[Records from a dataset]
* * * *
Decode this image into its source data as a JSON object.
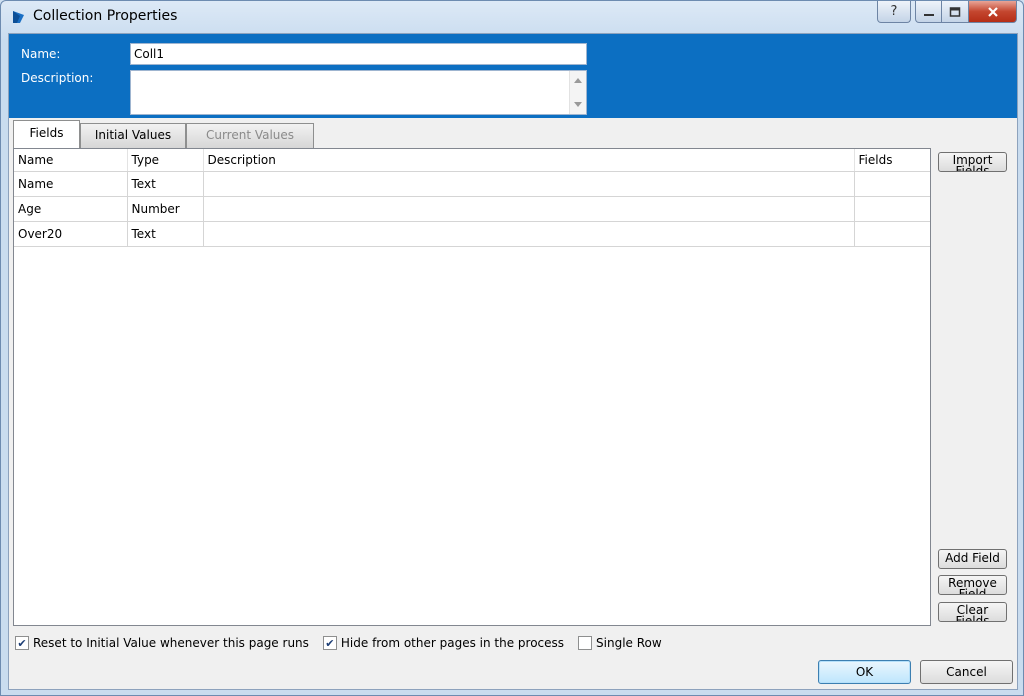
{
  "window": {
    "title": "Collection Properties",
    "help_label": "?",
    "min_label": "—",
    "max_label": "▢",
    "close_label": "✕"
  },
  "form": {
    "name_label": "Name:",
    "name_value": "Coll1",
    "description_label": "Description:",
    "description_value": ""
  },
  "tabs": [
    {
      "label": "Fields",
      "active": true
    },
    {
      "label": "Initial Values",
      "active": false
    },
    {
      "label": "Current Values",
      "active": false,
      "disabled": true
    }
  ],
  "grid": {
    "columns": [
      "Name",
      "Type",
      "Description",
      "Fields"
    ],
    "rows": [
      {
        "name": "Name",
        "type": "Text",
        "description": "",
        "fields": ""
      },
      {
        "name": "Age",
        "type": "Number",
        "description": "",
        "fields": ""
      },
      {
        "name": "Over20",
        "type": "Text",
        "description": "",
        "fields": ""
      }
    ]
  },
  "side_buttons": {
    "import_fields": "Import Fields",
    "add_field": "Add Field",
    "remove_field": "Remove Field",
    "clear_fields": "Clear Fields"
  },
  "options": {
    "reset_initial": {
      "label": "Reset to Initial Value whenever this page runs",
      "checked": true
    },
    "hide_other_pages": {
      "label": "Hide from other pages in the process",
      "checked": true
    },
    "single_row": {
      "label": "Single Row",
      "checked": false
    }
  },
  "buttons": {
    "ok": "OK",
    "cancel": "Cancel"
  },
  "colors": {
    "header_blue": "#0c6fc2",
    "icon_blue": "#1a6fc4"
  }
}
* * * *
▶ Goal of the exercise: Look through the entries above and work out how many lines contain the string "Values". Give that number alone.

▶ Solution for this problem: 2